Problem to work on:
In the answer, each entry below appears exactly as given, and no picture appears at all.

[Input for this task — start]

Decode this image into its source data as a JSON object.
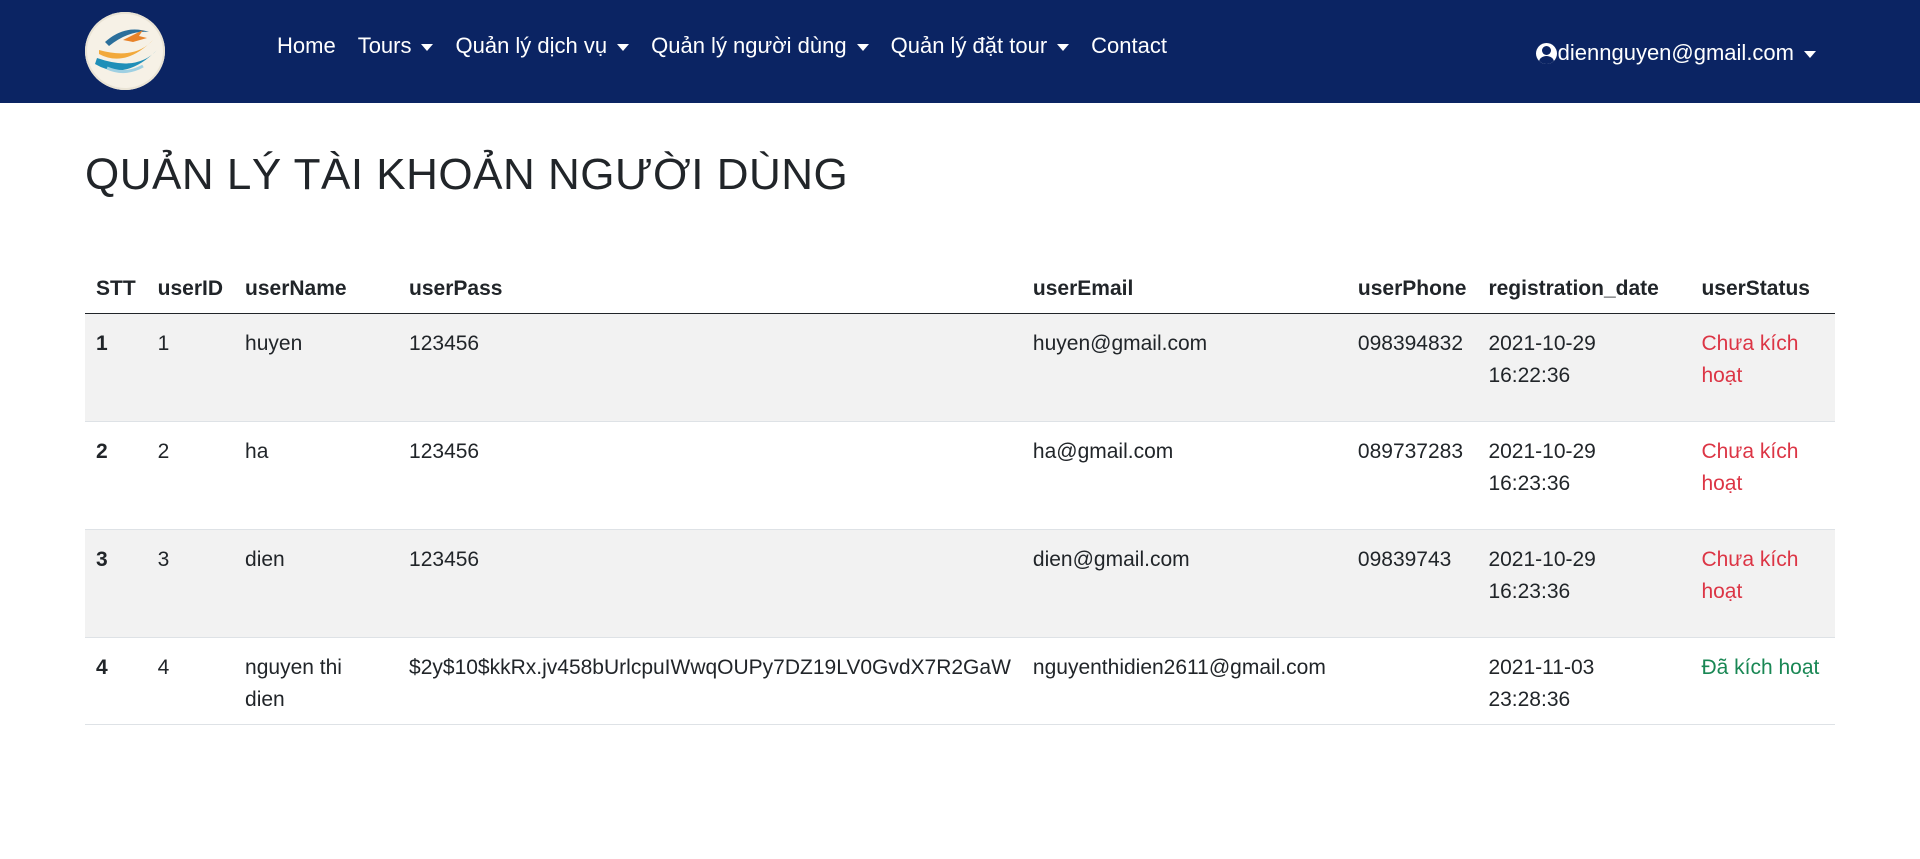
{
  "navbar": {
    "links": [
      {
        "label": "Home",
        "dropdown": false
      },
      {
        "label": "Tours",
        "dropdown": true
      },
      {
        "label": "Quản lý dịch vụ",
        "dropdown": true
      },
      {
        "label": "Quản lý người dùng",
        "dropdown": true
      },
      {
        "label": "Quản lý đặt tour",
        "dropdown": true
      },
      {
        "label": "Contact",
        "dropdown": false
      }
    ],
    "user_email": "diennguyen@gmail.com",
    "colors": {
      "background": "#0b2463",
      "text": "#ffffff"
    }
  },
  "page": {
    "title": "QUẢN LÝ TÀI KHOẢN NGƯỜI DÙNG"
  },
  "table": {
    "headers": [
      "STT",
      "userID",
      "userName",
      "userPass",
      "userEmail",
      "userPhone",
      "registration_date",
      "userStatus"
    ],
    "rows": [
      {
        "stt": "1",
        "userID": "1",
        "userName": "huyen",
        "userPass": "123456",
        "userEmail": "huyen@gmail.com",
        "userPhone": "098394832",
        "date": "2021-10-29",
        "time": "16:22:36",
        "status_line1": "Chưa kích",
        "status_line2": "hoạt",
        "status_type": "inactive"
      },
      {
        "stt": "2",
        "userID": "2",
        "userName": "ha",
        "userPass": "123456",
        "userEmail": "ha@gmail.com",
        "userPhone": "089737283",
        "date": "2021-10-29",
        "time": "16:23:36",
        "status_line1": "Chưa kích",
        "status_line2": "hoạt",
        "status_type": "inactive"
      },
      {
        "stt": "3",
        "userID": "3",
        "userName": "dien",
        "userPass": "123456",
        "userEmail": "dien@gmail.com",
        "userPhone": "09839743",
        "date": "2021-10-29",
        "time": "16:23:36",
        "status_line1": "Chưa kích",
        "status_line2": "hoạt",
        "status_type": "inactive"
      },
      {
        "stt": "4",
        "userID": "4",
        "userName": "nguyen thi dien",
        "userPass": "$2y$10$kkRx.jv458bUrlcpuIWwqOUPy7DZ19LV0GvdX7R2GaW",
        "userEmail": "nguyenthidien2611@gmail.com",
        "userPhone": "",
        "date": "2021-11-03",
        "time": "23:28:36",
        "status_line1": "Đã kích hoạt",
        "status_line2": "",
        "status_type": "active"
      }
    ],
    "status_colors": {
      "inactive": "#dc3545",
      "active": "#198754"
    }
  }
}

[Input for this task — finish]

Answer for the task:
Decode this image into its source data as a JSON object.
{
  "navbar": {
    "links": [
      {
        "label": "Home",
        "dropdown": false
      },
      {
        "label": "Tours",
        "dropdown": true
      },
      {
        "label": "Quản lý dịch vụ",
        "dropdown": true
      },
      {
        "label": "Quản lý người dùng",
        "dropdown": true
      },
      {
        "label": "Quản lý đặt tour",
        "dropdown": true
      },
      {
        "label": "Contact",
        "dropdown": false
      }
    ],
    "user_email": "diennguyen@gmail.com",
    "colors": {
      "background": "#0b2463",
      "text": "#ffffff"
    }
  },
  "page": {
    "title": "QUẢN LÝ TÀI KHOẢN NGƯỜI DÙNG"
  },
  "table": {
    "headers": [
      "STT",
      "userID",
      "userName",
      "userPass",
      "userEmail",
      "userPhone",
      "registration_date",
      "userStatus"
    ],
    "rows": [
      {
        "stt": "1",
        "userID": "1",
        "userName": "huyen",
        "userPass": "123456",
        "userEmail": "huyen@gmail.com",
        "userPhone": "098394832",
        "date": "2021-10-29",
        "time": "16:22:36",
        "status_line1": "Chưa kích",
        "status_line2": "hoạt",
        "status_type": "inactive"
      },
      {
        "stt": "2",
        "userID": "2",
        "userName": "ha",
        "userPass": "123456",
        "userEmail": "ha@gmail.com",
        "userPhone": "089737283",
        "date": "2021-10-29",
        "time": "16:23:36",
        "status_line1": "Chưa kích",
        "status_line2": "hoạt",
        "status_type": "inactive"
      },
      {
        "stt": "3",
        "userID": "3",
        "userName": "dien",
        "userPass": "123456",
        "userEmail": "dien@gmail.com",
        "userPhone": "09839743",
        "date": "2021-10-29",
        "time": "16:23:36",
        "status_line1": "Chưa kích",
        "status_line2": "hoạt",
        "status_type": "inactive"
      },
      {
        "stt": "4",
        "userID": "4",
        "userName": "nguyen thi dien",
        "userPass": "$2y$10$kkRx.jv458bUrlcpuIWwqOUPy7DZ19LV0GvdX7R2GaW",
        "userEmail": "nguyenthidien2611@gmail.com",
        "userPhone": "",
        "date": "2021-11-03",
        "time": "23:28:36",
        "status_line1": "Đã kích hoạt",
        "status_line2": "",
        "status_type": "active"
      }
    ],
    "status_colors": {
      "inactive": "#dc3545",
      "active": "#198754"
    }
  }
}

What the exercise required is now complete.